──────── Records provided ────────
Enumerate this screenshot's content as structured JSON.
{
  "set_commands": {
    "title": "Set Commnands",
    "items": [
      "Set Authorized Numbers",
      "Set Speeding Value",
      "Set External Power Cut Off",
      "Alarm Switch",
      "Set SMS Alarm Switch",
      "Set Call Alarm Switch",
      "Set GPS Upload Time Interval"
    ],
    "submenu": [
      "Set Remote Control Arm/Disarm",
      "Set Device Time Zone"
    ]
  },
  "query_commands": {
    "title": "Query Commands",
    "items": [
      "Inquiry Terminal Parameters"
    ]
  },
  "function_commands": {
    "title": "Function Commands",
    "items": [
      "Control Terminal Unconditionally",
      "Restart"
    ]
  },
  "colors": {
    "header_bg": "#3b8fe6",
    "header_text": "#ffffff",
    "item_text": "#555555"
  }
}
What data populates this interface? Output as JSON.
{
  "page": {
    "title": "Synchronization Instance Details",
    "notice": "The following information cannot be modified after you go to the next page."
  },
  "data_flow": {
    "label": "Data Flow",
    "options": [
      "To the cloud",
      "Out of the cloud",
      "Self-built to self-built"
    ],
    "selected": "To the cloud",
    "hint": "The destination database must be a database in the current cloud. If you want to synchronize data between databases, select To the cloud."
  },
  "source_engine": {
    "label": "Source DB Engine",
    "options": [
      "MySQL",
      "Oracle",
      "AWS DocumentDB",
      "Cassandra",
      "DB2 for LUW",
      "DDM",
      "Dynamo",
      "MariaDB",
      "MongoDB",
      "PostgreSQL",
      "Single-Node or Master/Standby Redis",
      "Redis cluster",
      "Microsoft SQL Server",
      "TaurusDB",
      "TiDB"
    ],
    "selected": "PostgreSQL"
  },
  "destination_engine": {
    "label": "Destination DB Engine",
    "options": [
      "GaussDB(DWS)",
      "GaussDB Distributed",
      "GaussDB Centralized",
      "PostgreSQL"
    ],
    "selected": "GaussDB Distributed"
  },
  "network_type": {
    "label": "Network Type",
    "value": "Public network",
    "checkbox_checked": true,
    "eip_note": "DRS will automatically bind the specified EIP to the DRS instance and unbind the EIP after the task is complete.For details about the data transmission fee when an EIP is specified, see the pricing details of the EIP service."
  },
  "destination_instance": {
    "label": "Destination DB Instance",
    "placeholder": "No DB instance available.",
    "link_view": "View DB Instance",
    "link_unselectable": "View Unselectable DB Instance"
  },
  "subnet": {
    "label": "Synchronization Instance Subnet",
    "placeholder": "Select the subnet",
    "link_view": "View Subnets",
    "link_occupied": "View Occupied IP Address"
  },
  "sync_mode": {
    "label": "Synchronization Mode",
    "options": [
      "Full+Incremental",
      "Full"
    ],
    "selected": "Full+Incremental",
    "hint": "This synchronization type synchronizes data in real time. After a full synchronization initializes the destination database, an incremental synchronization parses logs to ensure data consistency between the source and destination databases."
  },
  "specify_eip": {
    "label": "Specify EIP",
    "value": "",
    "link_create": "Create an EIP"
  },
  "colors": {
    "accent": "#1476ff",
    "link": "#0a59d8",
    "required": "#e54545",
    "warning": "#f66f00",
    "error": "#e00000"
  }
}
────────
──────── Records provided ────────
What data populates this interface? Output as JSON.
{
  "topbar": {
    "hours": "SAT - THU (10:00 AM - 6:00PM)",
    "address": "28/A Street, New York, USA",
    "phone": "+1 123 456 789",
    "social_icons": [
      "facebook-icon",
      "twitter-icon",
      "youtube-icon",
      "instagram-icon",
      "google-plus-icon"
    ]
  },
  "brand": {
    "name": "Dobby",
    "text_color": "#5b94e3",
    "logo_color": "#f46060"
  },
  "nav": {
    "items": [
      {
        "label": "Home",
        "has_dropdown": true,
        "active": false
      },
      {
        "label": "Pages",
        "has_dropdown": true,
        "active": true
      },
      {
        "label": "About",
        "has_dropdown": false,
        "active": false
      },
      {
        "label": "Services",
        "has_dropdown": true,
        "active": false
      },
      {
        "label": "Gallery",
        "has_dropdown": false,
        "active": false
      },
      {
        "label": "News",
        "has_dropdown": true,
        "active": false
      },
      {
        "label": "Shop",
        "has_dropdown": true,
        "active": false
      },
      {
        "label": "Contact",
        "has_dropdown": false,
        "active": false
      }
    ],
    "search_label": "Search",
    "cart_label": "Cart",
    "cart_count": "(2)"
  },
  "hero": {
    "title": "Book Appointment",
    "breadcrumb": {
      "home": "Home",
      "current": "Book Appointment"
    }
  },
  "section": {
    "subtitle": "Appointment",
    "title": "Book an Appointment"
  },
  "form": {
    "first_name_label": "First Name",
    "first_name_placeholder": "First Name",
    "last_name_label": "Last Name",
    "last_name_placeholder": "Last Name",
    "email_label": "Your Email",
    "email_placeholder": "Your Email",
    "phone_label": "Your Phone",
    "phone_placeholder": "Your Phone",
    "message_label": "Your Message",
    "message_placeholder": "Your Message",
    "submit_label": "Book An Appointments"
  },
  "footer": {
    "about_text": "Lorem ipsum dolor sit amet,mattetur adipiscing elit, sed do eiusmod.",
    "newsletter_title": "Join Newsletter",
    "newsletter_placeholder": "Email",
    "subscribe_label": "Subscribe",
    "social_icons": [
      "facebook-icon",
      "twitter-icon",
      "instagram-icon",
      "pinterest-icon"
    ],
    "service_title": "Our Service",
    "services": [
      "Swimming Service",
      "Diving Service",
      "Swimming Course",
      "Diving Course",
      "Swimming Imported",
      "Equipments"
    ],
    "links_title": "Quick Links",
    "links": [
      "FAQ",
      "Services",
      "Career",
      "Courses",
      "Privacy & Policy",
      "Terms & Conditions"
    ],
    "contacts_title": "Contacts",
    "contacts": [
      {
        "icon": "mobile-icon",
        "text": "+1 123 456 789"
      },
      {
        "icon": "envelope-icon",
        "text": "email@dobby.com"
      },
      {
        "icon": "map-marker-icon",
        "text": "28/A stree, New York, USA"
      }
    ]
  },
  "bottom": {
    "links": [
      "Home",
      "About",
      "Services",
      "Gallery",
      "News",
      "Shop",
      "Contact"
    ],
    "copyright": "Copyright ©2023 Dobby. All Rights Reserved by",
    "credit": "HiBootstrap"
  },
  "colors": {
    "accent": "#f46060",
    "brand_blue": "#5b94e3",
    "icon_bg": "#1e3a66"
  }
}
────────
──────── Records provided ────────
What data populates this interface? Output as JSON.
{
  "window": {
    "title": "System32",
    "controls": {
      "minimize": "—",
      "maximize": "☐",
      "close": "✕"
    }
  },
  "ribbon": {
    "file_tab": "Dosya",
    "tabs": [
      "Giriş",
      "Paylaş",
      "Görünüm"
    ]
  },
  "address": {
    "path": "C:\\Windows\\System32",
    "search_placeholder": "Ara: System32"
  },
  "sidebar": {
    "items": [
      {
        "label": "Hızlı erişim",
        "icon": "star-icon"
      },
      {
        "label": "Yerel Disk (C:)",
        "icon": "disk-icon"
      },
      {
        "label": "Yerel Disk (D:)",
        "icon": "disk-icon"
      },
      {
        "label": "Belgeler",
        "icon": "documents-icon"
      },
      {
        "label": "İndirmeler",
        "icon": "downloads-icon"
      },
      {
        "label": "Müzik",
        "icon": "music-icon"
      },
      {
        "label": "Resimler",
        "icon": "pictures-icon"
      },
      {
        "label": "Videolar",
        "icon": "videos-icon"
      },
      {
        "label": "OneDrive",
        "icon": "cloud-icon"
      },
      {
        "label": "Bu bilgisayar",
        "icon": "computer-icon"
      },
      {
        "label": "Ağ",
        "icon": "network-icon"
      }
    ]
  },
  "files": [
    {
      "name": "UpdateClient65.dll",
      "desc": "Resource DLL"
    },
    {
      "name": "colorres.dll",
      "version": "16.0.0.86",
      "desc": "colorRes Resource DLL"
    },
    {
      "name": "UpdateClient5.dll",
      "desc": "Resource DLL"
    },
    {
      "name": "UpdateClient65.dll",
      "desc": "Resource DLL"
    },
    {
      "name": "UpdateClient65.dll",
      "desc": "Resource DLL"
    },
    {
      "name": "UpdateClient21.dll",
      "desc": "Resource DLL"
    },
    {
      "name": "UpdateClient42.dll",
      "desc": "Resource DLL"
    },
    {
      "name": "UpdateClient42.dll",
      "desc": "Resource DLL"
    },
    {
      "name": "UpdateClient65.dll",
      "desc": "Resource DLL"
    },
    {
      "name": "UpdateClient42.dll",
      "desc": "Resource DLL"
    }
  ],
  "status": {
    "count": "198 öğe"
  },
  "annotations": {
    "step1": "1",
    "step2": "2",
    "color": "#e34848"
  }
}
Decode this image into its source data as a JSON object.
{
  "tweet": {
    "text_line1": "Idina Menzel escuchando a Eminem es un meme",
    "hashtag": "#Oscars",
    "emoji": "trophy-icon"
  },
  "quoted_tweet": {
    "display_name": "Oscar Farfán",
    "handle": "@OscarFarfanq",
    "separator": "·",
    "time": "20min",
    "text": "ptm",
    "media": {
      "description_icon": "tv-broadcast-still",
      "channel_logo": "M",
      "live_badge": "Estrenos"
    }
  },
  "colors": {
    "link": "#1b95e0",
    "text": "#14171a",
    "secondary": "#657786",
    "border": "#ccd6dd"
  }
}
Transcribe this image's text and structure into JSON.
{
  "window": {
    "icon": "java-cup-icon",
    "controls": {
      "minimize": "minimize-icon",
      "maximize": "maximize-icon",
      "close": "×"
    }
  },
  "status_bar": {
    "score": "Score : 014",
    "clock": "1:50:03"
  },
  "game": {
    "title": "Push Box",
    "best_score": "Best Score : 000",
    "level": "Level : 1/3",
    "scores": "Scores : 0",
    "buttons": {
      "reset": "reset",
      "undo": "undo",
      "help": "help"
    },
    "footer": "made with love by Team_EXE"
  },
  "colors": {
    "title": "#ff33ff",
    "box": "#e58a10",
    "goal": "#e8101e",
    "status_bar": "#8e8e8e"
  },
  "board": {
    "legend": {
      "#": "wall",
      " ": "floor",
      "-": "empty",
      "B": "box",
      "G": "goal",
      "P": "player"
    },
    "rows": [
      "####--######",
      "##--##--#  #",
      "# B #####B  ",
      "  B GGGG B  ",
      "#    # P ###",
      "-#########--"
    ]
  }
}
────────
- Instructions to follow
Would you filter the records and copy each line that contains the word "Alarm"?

- Exercise solution
      "Alarm Switch",
      "Set SMS Alarm Switch",
      "Set Call Alarm Switch",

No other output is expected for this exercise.